### WORK ITEM
Copy every line from the records below that carries the word "title".

-.-.-

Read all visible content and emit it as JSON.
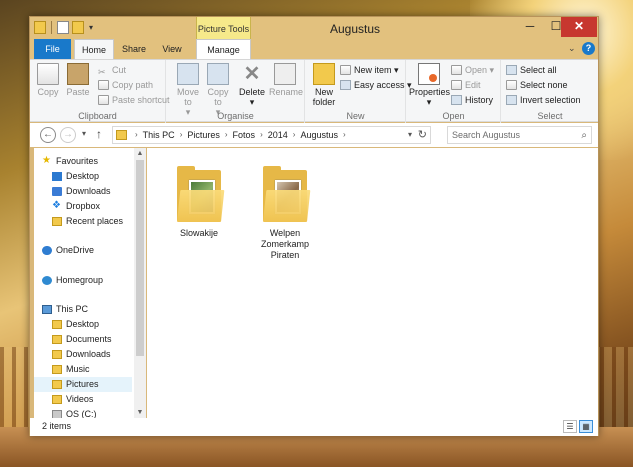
{
  "window": {
    "title": "Augustus",
    "contextual_tab_group": "Picture Tools",
    "controls": {
      "minimize": "─",
      "maximize": "☐",
      "close": "✕"
    }
  },
  "ribbon_tabs": [
    "File",
    "Home",
    "Share",
    "View",
    "Manage"
  ],
  "ribbon": {
    "clipboard": {
      "label": "Clipboard",
      "copy": "Copy",
      "paste": "Paste",
      "cut": "Cut",
      "copy_path": "Copy path",
      "paste_shortcut": "Paste shortcut"
    },
    "organise": {
      "label": "Organise",
      "move_to": "Move to",
      "copy_to": "Copy to",
      "delete": "Delete",
      "rename": "Rename"
    },
    "new": {
      "label": "New",
      "new_folder": "New folder",
      "new_item": "New item",
      "easy_access": "Easy access"
    },
    "open": {
      "label": "Open",
      "properties": "Properties",
      "open": "Open",
      "edit": "Edit",
      "history": "History"
    },
    "select": {
      "label": "Select",
      "select_all": "Select all",
      "select_none": "Select none",
      "invert_selection": "Invert selection"
    }
  },
  "address": {
    "breadcrumbs": [
      "This PC",
      "Pictures",
      "Fotos",
      "2014",
      "Augustus"
    ],
    "search_placeholder": "Search Augustus"
  },
  "navigation": {
    "favourites": "Favourites",
    "favourite_items": [
      "Desktop",
      "Downloads",
      "Dropbox",
      "Recent places"
    ],
    "onedrive": "OneDrive",
    "homegroup": "Homegroup",
    "this_pc": "This PC",
    "pc_items": [
      "Desktop",
      "Documents",
      "Downloads",
      "Music",
      "Pictures",
      "Videos",
      "OS (C:)"
    ],
    "selected": "Pictures"
  },
  "folders": [
    {
      "name": "Slowakije"
    },
    {
      "name": "Welpen\nZomerkamp\nPiraten"
    }
  ],
  "status": {
    "item_count": "2 items"
  },
  "colors": {
    "file_tab": "#1979ca",
    "context_tab": "#f6e98a",
    "close_button": "#c7372f",
    "frame": "#e2c17e"
  }
}
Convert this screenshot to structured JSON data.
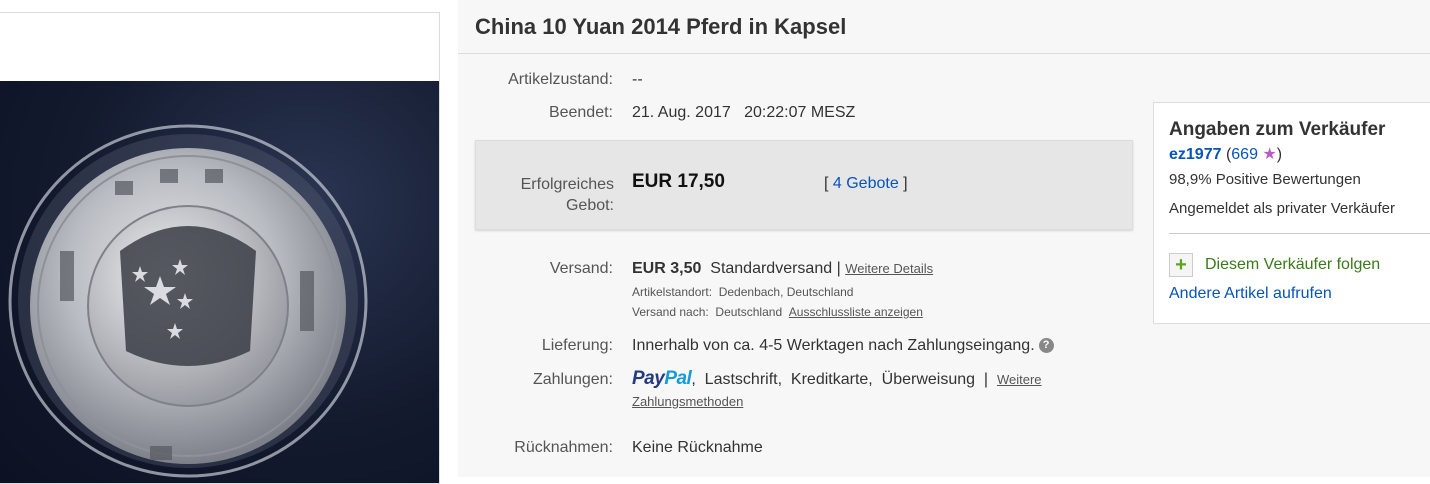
{
  "listing": {
    "title": "China 10 Yuan 2014 Pferd in Kapsel"
  },
  "details": {
    "condition_label": "Artikelzustand:",
    "condition_value": "--",
    "ended_label": "Beendet:",
    "ended_value": "21. Aug. 2017   20:22:07 MESZ"
  },
  "bid": {
    "label_line1": "Erfolgreiches",
    "label_line2": "Gebot:",
    "price": "EUR 17,50",
    "open": "[ ",
    "count_link": "4 Gebote",
    "close": " ]"
  },
  "shipping": {
    "label": "Versand:",
    "price": "EUR 3,50",
    "service": "Standardversand |",
    "details_link": "Weitere Details",
    "location_label": "Artikelstandort:",
    "location_value": "Dedenbach, Deutschland",
    "ships_to_label": "Versand nach:",
    "ships_to_value": "Deutschland",
    "exclusions_link": "Ausschlussliste anzeigen"
  },
  "delivery": {
    "label": "Lieferung:",
    "value": "Innerhalb von ca. 4-5 Werktagen nach Zahlungseingang.",
    "help_icon": "question-icon",
    "help_glyph": "?"
  },
  "payments": {
    "label": "Zahlungen:",
    "paypal_1": "Pay",
    "paypal_2": "Pal",
    "methods": ",  Lastschrift,  Kreditkarte,  Überweisung  |",
    "more_link_1": "Weitere",
    "more_link_2": "Zahlungsmethoden"
  },
  "returns": {
    "label": "Rücknahmen:",
    "value": "Keine Rücknahme"
  },
  "seller": {
    "heading": "Angaben zum Verkäufer",
    "name": "ez1977",
    "open_paren": " (",
    "feedback_count": "669",
    "star": "★",
    "close_paren": ")",
    "positive": "98,9% Positive Bewertungen",
    "account_type": "Angemeldet als privater Verkäufer",
    "follow_icon": "plus-icon",
    "follow_glyph": "+",
    "follow": "Diesem Verkäufer folgen",
    "other_items": "Andere Artikel aufrufen"
  },
  "colors": {
    "link_blue": "#0654ba",
    "follow_green": "#3a7a1a",
    "star_purple": "#b85cc7",
    "paypal_dark": "#253b80",
    "paypal_light": "#179bd7"
  }
}
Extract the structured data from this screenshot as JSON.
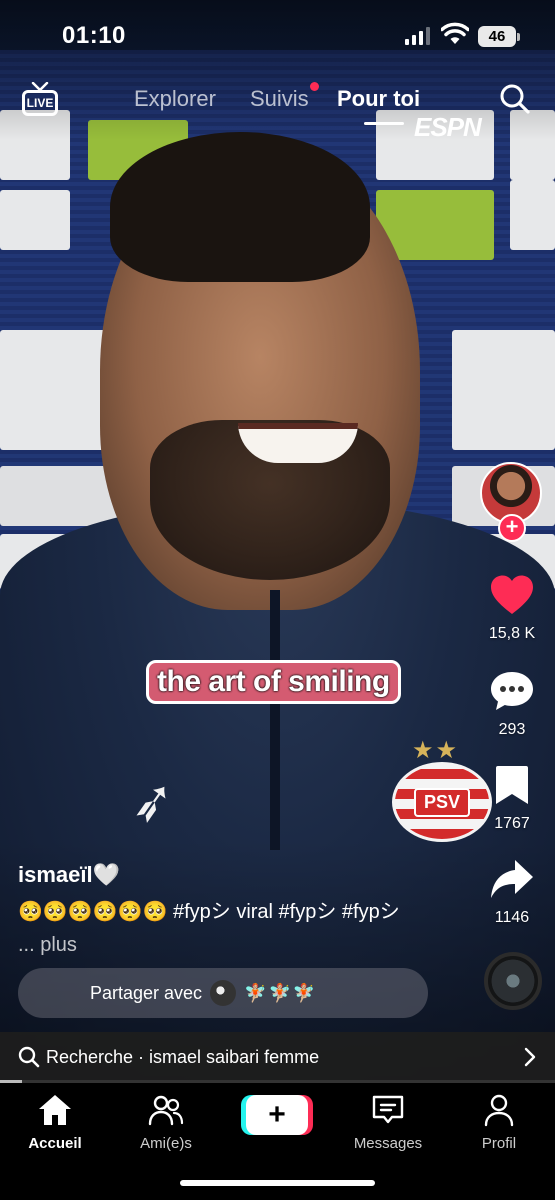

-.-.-

### RESULT BELOW
    "title": "Augustus",
    "title": "China 10 Yuan 2014 Pferd in Kapsel"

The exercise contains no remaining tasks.